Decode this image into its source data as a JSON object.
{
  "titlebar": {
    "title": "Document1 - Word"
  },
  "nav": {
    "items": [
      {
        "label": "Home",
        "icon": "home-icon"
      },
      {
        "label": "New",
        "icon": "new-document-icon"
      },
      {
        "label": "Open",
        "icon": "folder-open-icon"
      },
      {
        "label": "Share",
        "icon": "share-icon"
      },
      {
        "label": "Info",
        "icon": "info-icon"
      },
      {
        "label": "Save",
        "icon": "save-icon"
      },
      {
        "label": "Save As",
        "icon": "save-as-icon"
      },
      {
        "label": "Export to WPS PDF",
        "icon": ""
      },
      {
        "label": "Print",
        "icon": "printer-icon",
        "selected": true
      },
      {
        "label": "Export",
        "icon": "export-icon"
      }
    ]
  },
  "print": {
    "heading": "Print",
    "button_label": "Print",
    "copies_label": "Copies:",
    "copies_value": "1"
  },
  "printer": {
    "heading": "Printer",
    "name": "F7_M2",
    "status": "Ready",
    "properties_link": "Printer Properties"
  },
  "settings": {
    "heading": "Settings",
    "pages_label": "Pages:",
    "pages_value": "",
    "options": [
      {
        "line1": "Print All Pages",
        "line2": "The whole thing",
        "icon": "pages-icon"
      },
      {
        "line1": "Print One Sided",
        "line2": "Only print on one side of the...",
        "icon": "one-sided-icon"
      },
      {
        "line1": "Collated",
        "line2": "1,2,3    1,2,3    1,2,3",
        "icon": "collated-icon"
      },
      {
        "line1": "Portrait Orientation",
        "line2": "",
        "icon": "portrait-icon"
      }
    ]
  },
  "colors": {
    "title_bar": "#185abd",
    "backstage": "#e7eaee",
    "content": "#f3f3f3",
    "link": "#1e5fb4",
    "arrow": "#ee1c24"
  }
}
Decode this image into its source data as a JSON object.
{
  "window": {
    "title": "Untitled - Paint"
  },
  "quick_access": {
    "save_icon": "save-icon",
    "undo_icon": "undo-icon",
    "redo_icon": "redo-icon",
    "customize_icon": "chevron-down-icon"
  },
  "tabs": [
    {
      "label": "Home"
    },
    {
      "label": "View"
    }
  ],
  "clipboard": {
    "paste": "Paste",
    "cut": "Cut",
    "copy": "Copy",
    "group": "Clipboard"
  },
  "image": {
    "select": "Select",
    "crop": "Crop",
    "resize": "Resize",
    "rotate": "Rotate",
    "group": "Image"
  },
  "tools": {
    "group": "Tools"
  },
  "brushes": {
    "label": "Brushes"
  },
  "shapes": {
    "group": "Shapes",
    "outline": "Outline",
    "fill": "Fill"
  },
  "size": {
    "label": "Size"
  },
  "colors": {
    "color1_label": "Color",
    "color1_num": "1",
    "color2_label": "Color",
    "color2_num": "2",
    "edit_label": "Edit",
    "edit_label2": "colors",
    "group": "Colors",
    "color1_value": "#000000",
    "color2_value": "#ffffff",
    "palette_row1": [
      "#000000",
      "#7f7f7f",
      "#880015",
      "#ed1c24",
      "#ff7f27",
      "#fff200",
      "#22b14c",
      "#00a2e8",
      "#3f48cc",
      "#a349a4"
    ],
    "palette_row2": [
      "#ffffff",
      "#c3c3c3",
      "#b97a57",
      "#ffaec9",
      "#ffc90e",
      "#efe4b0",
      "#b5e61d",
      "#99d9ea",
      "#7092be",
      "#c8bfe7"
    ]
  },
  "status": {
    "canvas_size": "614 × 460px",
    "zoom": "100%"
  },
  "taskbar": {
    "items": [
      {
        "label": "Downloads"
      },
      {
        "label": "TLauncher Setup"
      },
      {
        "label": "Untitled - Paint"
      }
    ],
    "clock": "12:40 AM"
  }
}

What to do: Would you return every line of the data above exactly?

Completed exercise:
Decode this image into its source data as a JSON object.
{
  "titlebar": {
    "title": "Document1 - Word"
  },
  "nav": {
    "items": [
      {
        "label": "Home",
        "icon": "home-icon"
      },
      {
        "label": "New",
        "icon": "new-document-icon"
      },
      {
        "label": "Open",
        "icon": "folder-open-icon"
      },
      {
        "label": "Share",
        "icon": "share-icon"
      },
      {
        "label": "Info",
        "icon": "info-icon"
      },
      {
        "label": "Save",
        "icon": "save-icon"
      },
      {
        "label": "Save As",
        "icon": "save-as-icon"
      },
      {
        "label": "Export to WPS PDF",
        "icon": ""
      },
      {
        "label": "Print",
        "icon": "printer-icon",
        "selected": true
      },
      {
        "label": "Export",
        "icon": "export-icon"
      }
    ]
  },
  "print": {
    "heading": "Print",
    "button_label": "Print",
    "copies_label": "Copies:",
    "copies_value": "1"
  },
  "printer": {
    "heading": "Printer",
    "name": "F7_M2",
    "status": "Ready",
    "properties_link": "Printer Properties"
  },
  "settings": {
    "heading": "Settings",
    "pages_label": "Pages:",
    "pages_value": "",
    "options": [
      {
        "line1": "Print All Pages",
        "line2": "The whole thing",
        "icon": "pages-icon"
      },
      {
        "line1": "Print One Sided",
        "line2": "Only print on one side of the...",
        "icon": "one-sided-icon"
      },
      {
        "line1": "Collated",
        "line2": "1,2,3    1,2,3    1,2,3",
        "icon": "collated-icon"
      },
      {
        "line1": "Portrait Orientation",
        "line2": "",
        "icon": "portrait-icon"
      }
    ]
  },
  "colors": {
    "title_bar": "#185abd",
    "backstage": "#e7eaee",
    "content": "#f3f3f3",
    "link": "#1e5fb4",
    "arrow": "#ee1c24"
  }
}
Decode this image into its source data as a JSON object.
{
  "window": {
    "title": "Untitled - Paint"
  },
  "quick_access": {
    "save_icon": "save-icon",
    "undo_icon": "undo-icon",
    "redo_icon": "redo-icon",
    "customize_icon": "chevron-down-icon"
  },
  "tabs": [
    {
      "label": "Home"
    },
    {
      "label": "View"
    }
  ],
  "clipboard": {
    "paste": "Paste",
    "cut": "Cut",
    "copy": "Copy",
    "group": "Clipboard"
  },
  "image": {
    "select": "Select",
    "crop": "Crop",
    "resize": "Resize",
    "rotate": "Rotate",
    "group": "Image"
  },
  "tools": {
    "group": "Tools"
  },
  "brushes": {
    "label": "Brushes"
  },
  "shapes": {
    "group": "Shapes",
    "outline": "Outline",
    "fill": "Fill"
  },
  "size": {
    "label": "Size"
  },
  "colors": {
    "color1_label": "Color",
    "color1_num": "1",
    "color2_label": "Color",
    "color2_num": "2",
    "edit_label": "Edit",
    "edit_label2": "colors",
    "group": "Colors",
    "color1_value": "#000000",
    "color2_value": "#ffffff",
    "palette_row1": [
      "#000000",
      "#7f7f7f",
      "#880015",
      "#ed1c24",
      "#ff7f27",
      "#fff200",
      "#22b14c",
      "#00a2e8",
      "#3f48cc",
      "#a349a4"
    ],
    "palette_row2": [
      "#ffffff",
      "#c3c3c3",
      "#b97a57",
      "#ffaec9",
      "#ffc90e",
      "#efe4b0",
      "#b5e61d",
      "#99d9ea",
      "#7092be",
      "#c8bfe7"
    ]
  },
  "status": {
    "canvas_size": "614 × 460px",
    "zoom": "100%"
  },
  "taskbar": {
    "items": [
      {
        "label": "Downloads"
      },
      {
        "label": "TLauncher Setup"
      },
      {
        "label": "Untitled - Paint"
      }
    ],
    "clock": "12:40 AM"
  }
}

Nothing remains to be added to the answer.